▶ [Directions]: The answer must consist of every line in the data that contains "text".

[Items from a dataset]
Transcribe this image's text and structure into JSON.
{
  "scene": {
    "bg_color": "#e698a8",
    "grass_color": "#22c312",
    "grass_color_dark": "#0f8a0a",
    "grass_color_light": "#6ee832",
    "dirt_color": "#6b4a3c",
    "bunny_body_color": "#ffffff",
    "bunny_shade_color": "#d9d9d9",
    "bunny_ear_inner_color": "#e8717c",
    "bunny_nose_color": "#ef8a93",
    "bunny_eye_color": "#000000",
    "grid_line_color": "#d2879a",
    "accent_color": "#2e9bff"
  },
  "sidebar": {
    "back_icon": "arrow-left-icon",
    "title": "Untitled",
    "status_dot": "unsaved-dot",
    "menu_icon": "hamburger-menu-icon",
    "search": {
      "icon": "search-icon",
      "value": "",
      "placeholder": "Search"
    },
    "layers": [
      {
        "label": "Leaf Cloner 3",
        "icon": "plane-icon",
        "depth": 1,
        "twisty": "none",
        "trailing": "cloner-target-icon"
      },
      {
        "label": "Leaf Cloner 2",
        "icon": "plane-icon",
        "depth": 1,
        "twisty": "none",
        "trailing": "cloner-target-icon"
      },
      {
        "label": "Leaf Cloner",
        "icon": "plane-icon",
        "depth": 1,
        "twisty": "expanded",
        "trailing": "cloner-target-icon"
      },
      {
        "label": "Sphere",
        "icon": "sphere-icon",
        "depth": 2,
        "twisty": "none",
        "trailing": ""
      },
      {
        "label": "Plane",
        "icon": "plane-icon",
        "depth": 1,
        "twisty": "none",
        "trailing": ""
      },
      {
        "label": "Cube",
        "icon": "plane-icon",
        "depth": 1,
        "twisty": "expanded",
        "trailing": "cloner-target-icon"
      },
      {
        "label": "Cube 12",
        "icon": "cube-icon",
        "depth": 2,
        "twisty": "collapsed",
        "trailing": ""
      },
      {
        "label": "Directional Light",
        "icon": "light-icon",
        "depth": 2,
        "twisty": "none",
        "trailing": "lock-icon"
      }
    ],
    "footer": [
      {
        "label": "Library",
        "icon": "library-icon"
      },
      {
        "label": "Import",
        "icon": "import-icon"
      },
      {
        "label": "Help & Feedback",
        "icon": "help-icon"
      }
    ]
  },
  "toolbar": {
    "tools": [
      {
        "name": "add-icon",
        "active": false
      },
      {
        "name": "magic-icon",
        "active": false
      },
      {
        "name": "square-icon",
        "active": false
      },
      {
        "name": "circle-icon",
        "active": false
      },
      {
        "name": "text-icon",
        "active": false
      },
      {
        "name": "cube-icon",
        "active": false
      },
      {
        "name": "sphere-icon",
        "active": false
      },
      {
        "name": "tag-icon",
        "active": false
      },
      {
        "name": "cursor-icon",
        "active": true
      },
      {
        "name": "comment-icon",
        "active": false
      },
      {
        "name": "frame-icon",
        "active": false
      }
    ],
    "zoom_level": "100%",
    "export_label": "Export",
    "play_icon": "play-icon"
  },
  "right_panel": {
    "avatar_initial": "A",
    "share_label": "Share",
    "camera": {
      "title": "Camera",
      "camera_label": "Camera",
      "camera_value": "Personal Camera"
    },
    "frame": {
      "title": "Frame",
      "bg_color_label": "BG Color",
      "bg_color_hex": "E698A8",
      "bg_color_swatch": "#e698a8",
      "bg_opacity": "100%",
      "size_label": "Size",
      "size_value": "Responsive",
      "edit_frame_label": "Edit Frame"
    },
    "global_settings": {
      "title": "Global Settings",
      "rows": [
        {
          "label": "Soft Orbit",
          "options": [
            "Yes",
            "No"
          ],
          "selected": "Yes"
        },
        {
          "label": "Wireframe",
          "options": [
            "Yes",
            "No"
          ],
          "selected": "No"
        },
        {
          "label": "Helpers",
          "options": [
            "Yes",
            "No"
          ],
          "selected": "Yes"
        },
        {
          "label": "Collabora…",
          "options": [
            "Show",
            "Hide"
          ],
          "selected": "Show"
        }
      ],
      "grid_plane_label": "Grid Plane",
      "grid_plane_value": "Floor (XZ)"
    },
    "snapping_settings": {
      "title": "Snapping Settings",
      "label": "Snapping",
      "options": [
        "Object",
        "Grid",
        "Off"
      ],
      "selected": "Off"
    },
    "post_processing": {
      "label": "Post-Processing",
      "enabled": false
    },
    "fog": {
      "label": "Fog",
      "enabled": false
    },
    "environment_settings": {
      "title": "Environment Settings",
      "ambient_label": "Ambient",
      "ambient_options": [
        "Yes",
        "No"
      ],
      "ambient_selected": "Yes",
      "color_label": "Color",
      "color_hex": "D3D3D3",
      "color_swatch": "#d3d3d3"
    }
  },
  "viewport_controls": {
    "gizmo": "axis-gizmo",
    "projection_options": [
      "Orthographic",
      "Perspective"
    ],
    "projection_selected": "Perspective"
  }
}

▶ [Solution to the problem]:
Transcribe this image's text and structure into JSON.
        "name": "text-icon",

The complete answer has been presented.